  40. SwAM (2013) Swedish Agency for Marine and Water Management. Marint områdesskydd. Redovisning av uppdrag i regleringsbrevet för 2013. Rapport 2013-05-28. Swedish Agency for Marine and Water Management, Göteborg

  41. Swedish Environmental Code (2015) [Miljöbalk1998:808)]. SFS 2015:232. http://www.riksdagen.se/sv/Dokument-Lagar/Lagar/Svenskforfattningssamling/Miljobalk-1998808_sfs-1998-808/. Accessed 13 Oct 2015

  42. Weible CM (2008) Expert-based information and policy subsystems: a review and synthesis. Policy Stud J 36(4):615–635. doi:10.1111/j.1541-0072.2008.00287.x

    Article  Google Scholar 

  43. Weible CM, Sabatier PA (2009) Coalitions, science, and belief change: comparing adversarial and collaborative policy subsystems. Policy Stud J 37(2):195–212. doi:10.1111/j.1541-0072.2009.00310.x

    Article  Google Scholar 

Download references

Acknowledgments

This work resulted from the BONUS BAMBI project was supported by BONUS (Art 185), funded jointly by the EU and the Swedish Research Council Formas (219-2013-2045, AS, LL), and additional grants from the Swedish Research Council Formas (215-2012-1550, LL; 942-2015-996, AS).

Author information

Affiliations

Authors

Corresponding author

Correspondence to Annica Sandström.

Additional information

Communicated by Anurag chaurasia.

Electronic supplementary material

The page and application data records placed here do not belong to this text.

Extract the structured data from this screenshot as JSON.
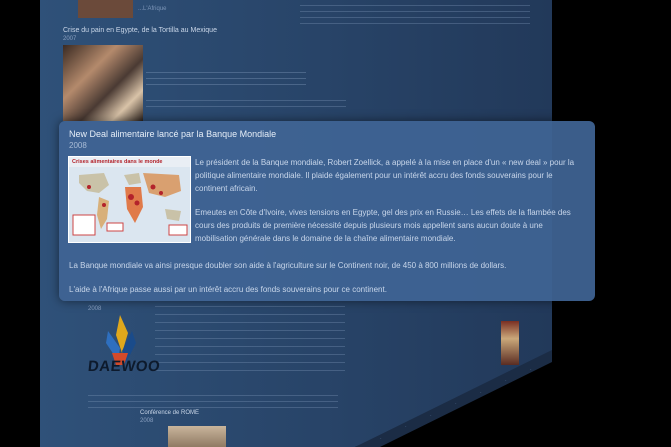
{
  "background": {
    "top_text": "...L'Afrique",
    "entry1": {
      "title": "Crise du pain en Egypte, de la Tortilla au Mexique",
      "year": "2007"
    },
    "entry2": {
      "year": "2008"
    },
    "entry3": {
      "title": "Conférence de ROME",
      "year": "2008"
    },
    "logo_text": "DAEWOO"
  },
  "card": {
    "title": "New Deal alimentaire lancé par la Banque Mondiale",
    "date": "2008",
    "map_title": "Crises alimentaires dans le monde",
    "paragraph1": "Le président de la Banque mondiale, Robert Zoellick, a appelé à la mise en place d'un « new deal » pour la politique alimentaire mondiale. Il plaide également pour un intérêt accru des fonds souverains pour le continent africain.",
    "paragraph2": "Emeutes en Côte d'Ivoire, vives tensions en Egypte, gel des prix en Russie… Les effets de la flambée des cours des produits de première nécessité depuis plusieurs mois appellent sans aucun doute à une mobilisation générale dans le domaine de la chaîne alimentaire mondiale.",
    "paragraph3": "La Banque mondiale va ainsi presque doubler son aide à l'agriculture sur le Continent noir, de 450 à 800 millions de dollars.",
    "paragraph4": "L'aide à l'Afrique passe aussi par un intérêt accru des fonds souverains pour ce continent."
  },
  "colors": {
    "panel": "#2b4a73",
    "card": "#40648f",
    "text": "#c8d6ea"
  }
}
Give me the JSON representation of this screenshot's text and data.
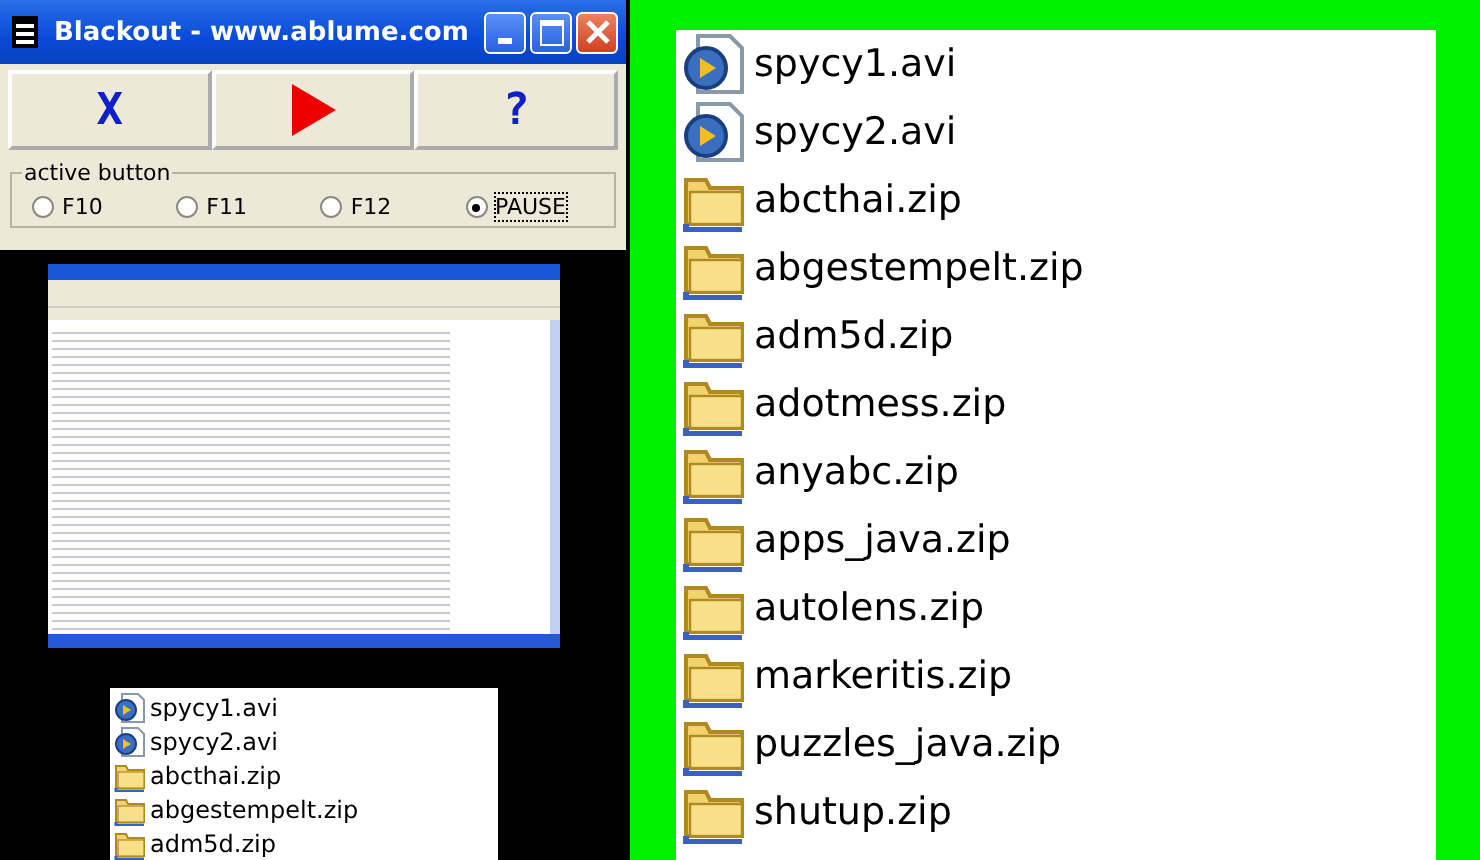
{
  "window": {
    "title": "Blackout  -  www.ablume.com"
  },
  "toolbar": [
    {
      "kind": "text",
      "label": "X"
    },
    {
      "kind": "play"
    },
    {
      "kind": "text",
      "label": "?"
    }
  ],
  "active_button": {
    "label": "active button",
    "options": [
      {
        "label": "F10",
        "selected": false
      },
      {
        "label": "F11",
        "selected": false
      },
      {
        "label": "F12",
        "selected": false
      },
      {
        "label": "PAUSE",
        "selected": true
      }
    ]
  },
  "small_list": [
    {
      "kind": "video",
      "name": "spycy1.avi"
    },
    {
      "kind": "video",
      "name": "spycy2.avi"
    },
    {
      "kind": "zip",
      "name": "abcthai.zip"
    },
    {
      "kind": "zip",
      "name": "abgestempelt.zip"
    },
    {
      "kind": "zip",
      "name": "adm5d.zip"
    }
  ],
  "large_list": [
    {
      "kind": "video",
      "name": "spycy1.avi"
    },
    {
      "kind": "video",
      "name": "spycy2.avi"
    },
    {
      "kind": "zip",
      "name": "abcthai.zip"
    },
    {
      "kind": "zip",
      "name": "abgestempelt.zip"
    },
    {
      "kind": "zip",
      "name": "adm5d.zip"
    },
    {
      "kind": "zip",
      "name": "adotmess.zip"
    },
    {
      "kind": "zip",
      "name": "anyabc.zip"
    },
    {
      "kind": "zip",
      "name": "apps_java.zip"
    },
    {
      "kind": "zip",
      "name": "autolens.zip"
    },
    {
      "kind": "zip",
      "name": "markeritis.zip"
    },
    {
      "kind": "zip",
      "name": "puzzles_java.zip"
    },
    {
      "kind": "zip",
      "name": "shutup.zip"
    }
  ]
}
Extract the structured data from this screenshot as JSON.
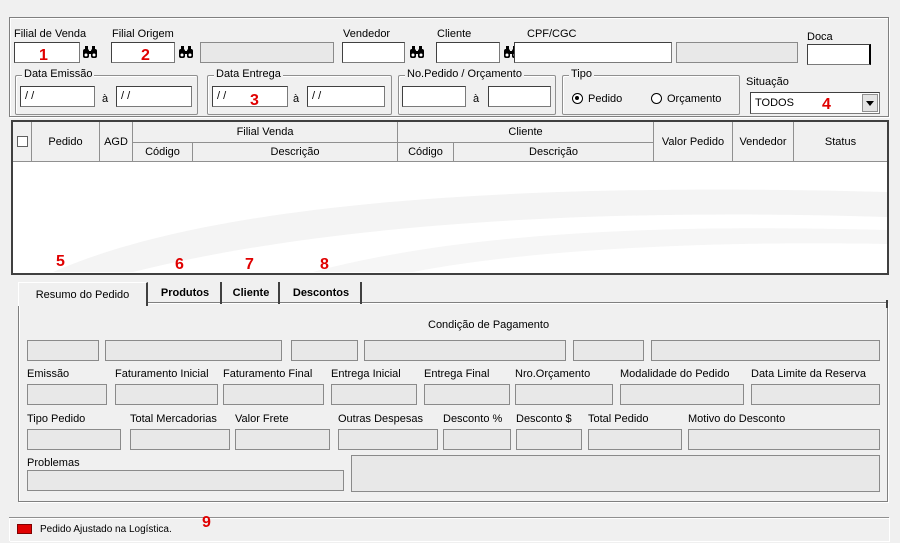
{
  "filters": {
    "filial_venda_label": "Filial de Venda",
    "filial_origem_label": "Filial Origem",
    "vendedor_label": "Vendedor",
    "cliente_label": "Cliente",
    "cpf_cgc_label": "CPF/CGC",
    "doca_label": "Doca",
    "data_emissao_title": "Data Emissão",
    "data_emissao_from": " / /",
    "data_emissao_to": " / /",
    "data_entrega_title": "Data Entrega",
    "data_entrega_from": " / /",
    "data_entrega_to": " / /",
    "a_label": "à",
    "pedido_title": "No.Pedido / Orçamento",
    "tipo_title": "Tipo",
    "tipo_pedido": "Pedido",
    "tipo_orcamento": "Orçamento",
    "situacao_label": "Situação",
    "situacao_value": "TODOS"
  },
  "grid": {
    "col_pedido": "Pedido",
    "col_agd": "AGD",
    "group_filial": "Filial Venda",
    "group_cliente": "Cliente",
    "col_codigo": "Código",
    "col_descricao": "Descrição",
    "col_valor": "Valor Pedido",
    "col_vendedor": "Vendedor",
    "col_status": "Status"
  },
  "tabs": [
    "Resumo do Pedido",
    "Produtos",
    "Cliente",
    "Descontos"
  ],
  "resumo": {
    "condicao_label": "Condição de Pagamento",
    "row2_labels": [
      "Emissão",
      "Faturamento Inicial",
      "Faturamento Final",
      "Entrega Inicial",
      "Entrega Final",
      "Nro.Orçamento",
      "Modalidade do Pedido",
      "Data Limite da Reserva"
    ],
    "row3_labels": [
      "Tipo Pedido",
      "Total Mercadorias",
      "Valor Frete",
      "Outras Despesas",
      "Desconto %",
      "Desconto $",
      "Total Pedido",
      "Motivo do Desconto"
    ],
    "problemas_label": "Problemas"
  },
  "legend": {
    "text": "Pedido Ajustado na Logística.",
    "color": "#e00000"
  },
  "markers": [
    "1",
    "2",
    "3",
    "4",
    "5",
    "6",
    "7",
    "8",
    "9"
  ],
  "colors": {
    "accent_red": "#e00000",
    "window_bg": "#f0f0f0"
  }
}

Rights and permissions

Reprints and Permissions

About this article

Verify currency and authenticity via CrossMark

Cite this article

Sandström, A., Lundmark, C., Jansson, E. et al. Assessment of management practices regarding genetic biodiversity in Baltic Sea marine protected areas. Biodivers Conserv 25, 1187–1205 (2016). https://doi.org/10.1007/s10531-016-1121-y

Download citation

Keywords

  • Biodiversity
  • Convention on Biological Diversity (CBD)
  • Genetic variation
  • HELCOM
  • MPA
  • Marine management
  • Marine policy
  • Implementation resources
  • Policy beliefs